■ Exercise brief ■
Please filter the data down to the lines that include the word "dolphin" and copy them.

[Element data from apps and pages]
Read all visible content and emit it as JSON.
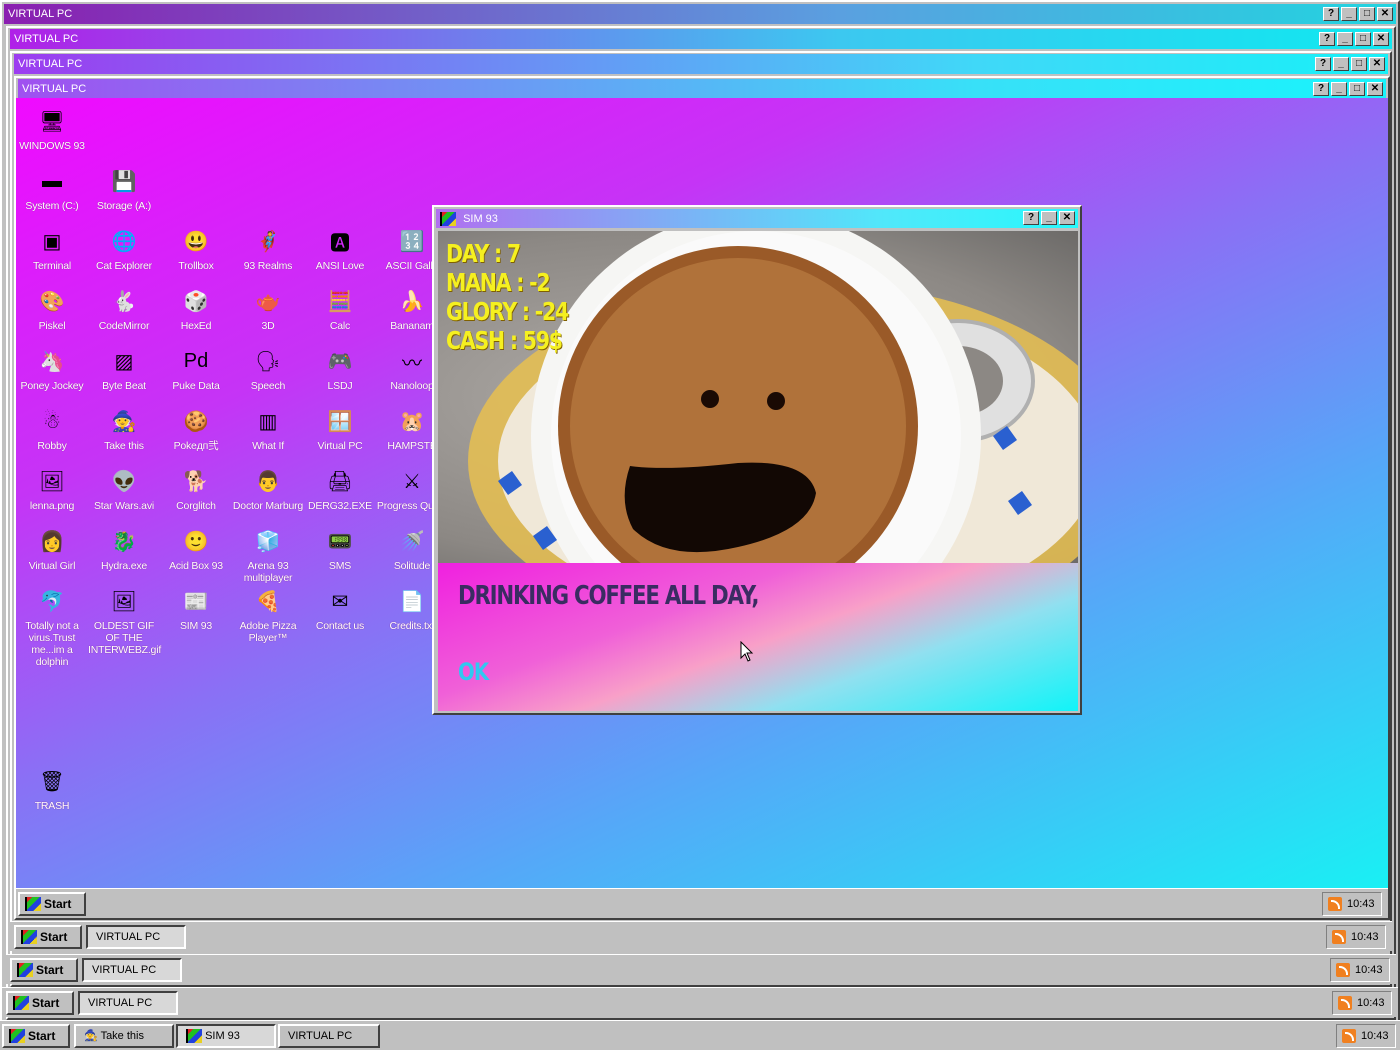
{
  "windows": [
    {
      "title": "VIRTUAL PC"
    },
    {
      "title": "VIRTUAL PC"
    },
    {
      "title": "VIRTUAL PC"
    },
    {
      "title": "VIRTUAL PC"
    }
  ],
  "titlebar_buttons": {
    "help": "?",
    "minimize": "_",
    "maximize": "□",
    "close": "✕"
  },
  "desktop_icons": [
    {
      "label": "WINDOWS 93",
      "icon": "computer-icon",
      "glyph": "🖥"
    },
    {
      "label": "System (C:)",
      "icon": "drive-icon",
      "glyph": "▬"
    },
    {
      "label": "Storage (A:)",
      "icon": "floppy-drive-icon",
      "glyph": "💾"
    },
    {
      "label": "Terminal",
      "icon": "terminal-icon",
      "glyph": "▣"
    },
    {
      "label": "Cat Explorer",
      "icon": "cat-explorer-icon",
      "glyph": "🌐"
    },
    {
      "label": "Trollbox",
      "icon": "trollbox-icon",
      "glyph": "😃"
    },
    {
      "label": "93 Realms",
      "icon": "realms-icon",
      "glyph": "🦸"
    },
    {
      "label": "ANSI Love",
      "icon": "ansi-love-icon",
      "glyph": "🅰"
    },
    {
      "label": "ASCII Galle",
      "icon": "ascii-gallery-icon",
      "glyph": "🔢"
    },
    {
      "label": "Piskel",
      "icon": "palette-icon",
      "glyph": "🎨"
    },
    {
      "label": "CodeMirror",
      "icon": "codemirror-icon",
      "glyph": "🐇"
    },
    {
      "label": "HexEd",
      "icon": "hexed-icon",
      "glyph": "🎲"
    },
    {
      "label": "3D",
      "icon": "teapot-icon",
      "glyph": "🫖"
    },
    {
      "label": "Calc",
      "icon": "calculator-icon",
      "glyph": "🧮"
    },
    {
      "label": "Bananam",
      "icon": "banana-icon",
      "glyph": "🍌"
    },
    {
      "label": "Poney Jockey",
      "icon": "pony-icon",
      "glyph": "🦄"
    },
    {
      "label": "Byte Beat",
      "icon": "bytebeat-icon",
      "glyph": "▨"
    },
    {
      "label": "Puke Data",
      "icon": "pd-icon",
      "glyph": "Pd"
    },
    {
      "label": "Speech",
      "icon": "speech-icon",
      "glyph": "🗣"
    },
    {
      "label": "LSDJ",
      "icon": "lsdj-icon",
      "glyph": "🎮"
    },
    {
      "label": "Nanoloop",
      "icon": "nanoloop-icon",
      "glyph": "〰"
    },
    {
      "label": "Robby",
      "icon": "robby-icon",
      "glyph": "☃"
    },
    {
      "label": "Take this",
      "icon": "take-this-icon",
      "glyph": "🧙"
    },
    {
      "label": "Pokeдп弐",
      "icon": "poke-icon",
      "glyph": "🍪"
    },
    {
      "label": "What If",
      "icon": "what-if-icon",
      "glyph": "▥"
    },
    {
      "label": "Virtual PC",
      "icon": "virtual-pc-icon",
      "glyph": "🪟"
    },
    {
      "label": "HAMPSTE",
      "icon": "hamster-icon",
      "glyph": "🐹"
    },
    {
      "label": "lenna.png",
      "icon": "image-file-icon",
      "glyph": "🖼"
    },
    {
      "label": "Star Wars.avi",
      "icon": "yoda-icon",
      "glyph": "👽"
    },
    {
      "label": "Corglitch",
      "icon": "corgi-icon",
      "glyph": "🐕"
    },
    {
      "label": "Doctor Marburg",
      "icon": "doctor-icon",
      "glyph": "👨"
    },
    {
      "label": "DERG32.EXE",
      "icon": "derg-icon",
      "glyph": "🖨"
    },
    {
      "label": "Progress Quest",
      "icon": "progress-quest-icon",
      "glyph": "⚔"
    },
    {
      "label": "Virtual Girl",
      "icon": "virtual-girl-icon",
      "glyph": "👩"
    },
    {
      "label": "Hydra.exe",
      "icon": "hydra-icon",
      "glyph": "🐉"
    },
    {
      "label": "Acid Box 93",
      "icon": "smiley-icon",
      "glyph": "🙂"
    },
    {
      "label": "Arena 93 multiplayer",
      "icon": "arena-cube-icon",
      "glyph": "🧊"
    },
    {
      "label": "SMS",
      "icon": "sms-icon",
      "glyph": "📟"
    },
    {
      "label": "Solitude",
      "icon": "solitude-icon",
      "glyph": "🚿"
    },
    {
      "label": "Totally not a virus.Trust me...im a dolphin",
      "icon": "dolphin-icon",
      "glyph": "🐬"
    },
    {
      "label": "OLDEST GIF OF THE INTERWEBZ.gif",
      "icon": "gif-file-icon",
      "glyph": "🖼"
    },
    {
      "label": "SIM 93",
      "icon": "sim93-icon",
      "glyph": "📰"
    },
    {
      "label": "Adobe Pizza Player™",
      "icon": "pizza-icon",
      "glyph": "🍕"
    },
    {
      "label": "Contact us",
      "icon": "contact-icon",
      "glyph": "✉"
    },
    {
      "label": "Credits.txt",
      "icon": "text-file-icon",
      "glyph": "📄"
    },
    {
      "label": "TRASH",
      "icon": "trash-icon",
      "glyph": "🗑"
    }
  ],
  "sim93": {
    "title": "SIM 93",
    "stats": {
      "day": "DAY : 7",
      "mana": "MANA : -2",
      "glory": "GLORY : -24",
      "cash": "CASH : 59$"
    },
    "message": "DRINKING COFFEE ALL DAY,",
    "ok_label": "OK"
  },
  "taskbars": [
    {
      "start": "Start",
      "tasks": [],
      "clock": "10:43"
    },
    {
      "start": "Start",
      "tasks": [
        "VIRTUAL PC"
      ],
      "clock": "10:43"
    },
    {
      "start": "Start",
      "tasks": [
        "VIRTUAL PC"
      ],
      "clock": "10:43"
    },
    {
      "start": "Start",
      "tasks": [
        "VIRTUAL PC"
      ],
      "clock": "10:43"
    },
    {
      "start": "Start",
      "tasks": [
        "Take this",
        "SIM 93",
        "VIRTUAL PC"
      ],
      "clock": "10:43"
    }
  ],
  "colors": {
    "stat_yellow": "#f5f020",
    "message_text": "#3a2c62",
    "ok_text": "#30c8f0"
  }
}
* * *
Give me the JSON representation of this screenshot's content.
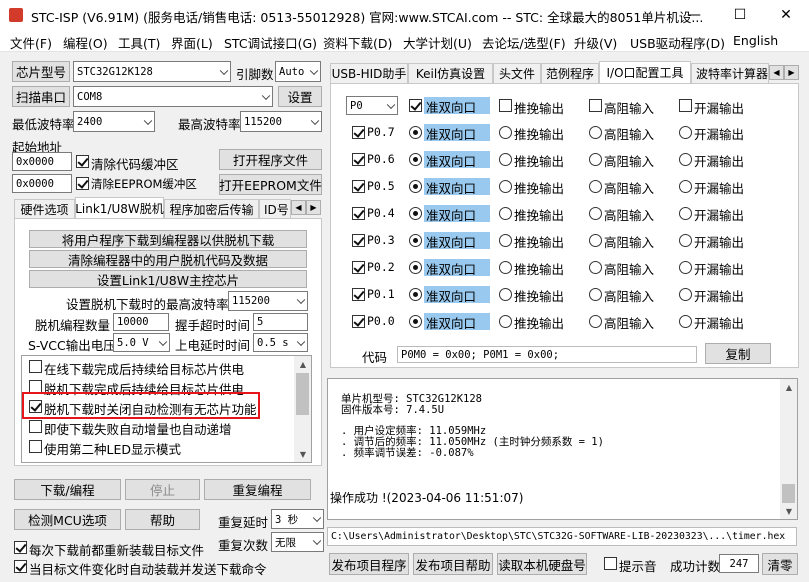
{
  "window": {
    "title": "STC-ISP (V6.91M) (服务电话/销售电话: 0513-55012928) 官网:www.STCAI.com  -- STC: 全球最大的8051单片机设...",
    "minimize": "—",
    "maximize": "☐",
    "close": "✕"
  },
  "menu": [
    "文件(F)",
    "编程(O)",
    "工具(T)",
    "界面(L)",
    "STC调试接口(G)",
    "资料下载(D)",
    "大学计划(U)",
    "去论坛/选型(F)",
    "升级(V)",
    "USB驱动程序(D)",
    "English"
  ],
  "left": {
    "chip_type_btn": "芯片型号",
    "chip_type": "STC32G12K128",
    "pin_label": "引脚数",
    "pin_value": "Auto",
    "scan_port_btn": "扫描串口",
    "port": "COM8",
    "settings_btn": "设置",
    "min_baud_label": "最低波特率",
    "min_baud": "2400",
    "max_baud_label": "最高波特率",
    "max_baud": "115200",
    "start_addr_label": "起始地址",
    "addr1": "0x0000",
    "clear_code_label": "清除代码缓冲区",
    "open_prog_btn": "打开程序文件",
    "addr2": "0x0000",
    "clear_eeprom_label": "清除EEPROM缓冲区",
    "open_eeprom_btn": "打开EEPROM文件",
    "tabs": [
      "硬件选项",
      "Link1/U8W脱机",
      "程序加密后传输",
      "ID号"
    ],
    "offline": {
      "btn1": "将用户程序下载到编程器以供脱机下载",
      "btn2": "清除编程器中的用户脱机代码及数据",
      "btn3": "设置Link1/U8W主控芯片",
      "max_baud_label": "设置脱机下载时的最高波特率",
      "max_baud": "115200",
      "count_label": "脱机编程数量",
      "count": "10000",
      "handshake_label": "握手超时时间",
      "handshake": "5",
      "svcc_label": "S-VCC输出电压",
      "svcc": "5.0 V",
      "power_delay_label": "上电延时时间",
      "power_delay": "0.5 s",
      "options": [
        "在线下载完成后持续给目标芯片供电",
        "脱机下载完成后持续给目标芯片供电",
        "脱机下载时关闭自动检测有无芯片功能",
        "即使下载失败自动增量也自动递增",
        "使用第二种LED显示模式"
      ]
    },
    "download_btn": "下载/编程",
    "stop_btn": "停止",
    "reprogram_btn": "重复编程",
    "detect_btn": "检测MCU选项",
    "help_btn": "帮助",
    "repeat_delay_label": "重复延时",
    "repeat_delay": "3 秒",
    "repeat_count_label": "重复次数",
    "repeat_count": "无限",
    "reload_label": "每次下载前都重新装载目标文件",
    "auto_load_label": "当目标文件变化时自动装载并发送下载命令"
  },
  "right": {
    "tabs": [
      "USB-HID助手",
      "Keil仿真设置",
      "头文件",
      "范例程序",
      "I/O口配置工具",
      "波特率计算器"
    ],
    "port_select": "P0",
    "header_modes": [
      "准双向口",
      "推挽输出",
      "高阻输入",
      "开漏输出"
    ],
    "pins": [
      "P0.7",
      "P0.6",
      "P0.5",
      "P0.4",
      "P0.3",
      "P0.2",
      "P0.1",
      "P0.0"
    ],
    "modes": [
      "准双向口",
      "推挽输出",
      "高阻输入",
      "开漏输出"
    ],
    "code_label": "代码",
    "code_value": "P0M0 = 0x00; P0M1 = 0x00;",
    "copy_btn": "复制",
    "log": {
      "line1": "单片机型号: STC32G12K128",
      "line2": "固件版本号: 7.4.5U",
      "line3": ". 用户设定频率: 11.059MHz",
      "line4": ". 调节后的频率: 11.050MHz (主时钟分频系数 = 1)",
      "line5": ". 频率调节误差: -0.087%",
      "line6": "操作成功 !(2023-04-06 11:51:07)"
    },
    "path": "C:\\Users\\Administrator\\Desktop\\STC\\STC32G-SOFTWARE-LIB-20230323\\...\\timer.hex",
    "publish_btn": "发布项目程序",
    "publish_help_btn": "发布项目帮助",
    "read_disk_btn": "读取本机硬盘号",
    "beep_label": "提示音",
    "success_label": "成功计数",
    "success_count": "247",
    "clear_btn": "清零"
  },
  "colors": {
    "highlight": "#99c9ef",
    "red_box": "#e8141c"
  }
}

■ Result of this task ■
      "label": "Totally not a virus.Trust me...im a dolphin",
      "icon": "dolphin-icon",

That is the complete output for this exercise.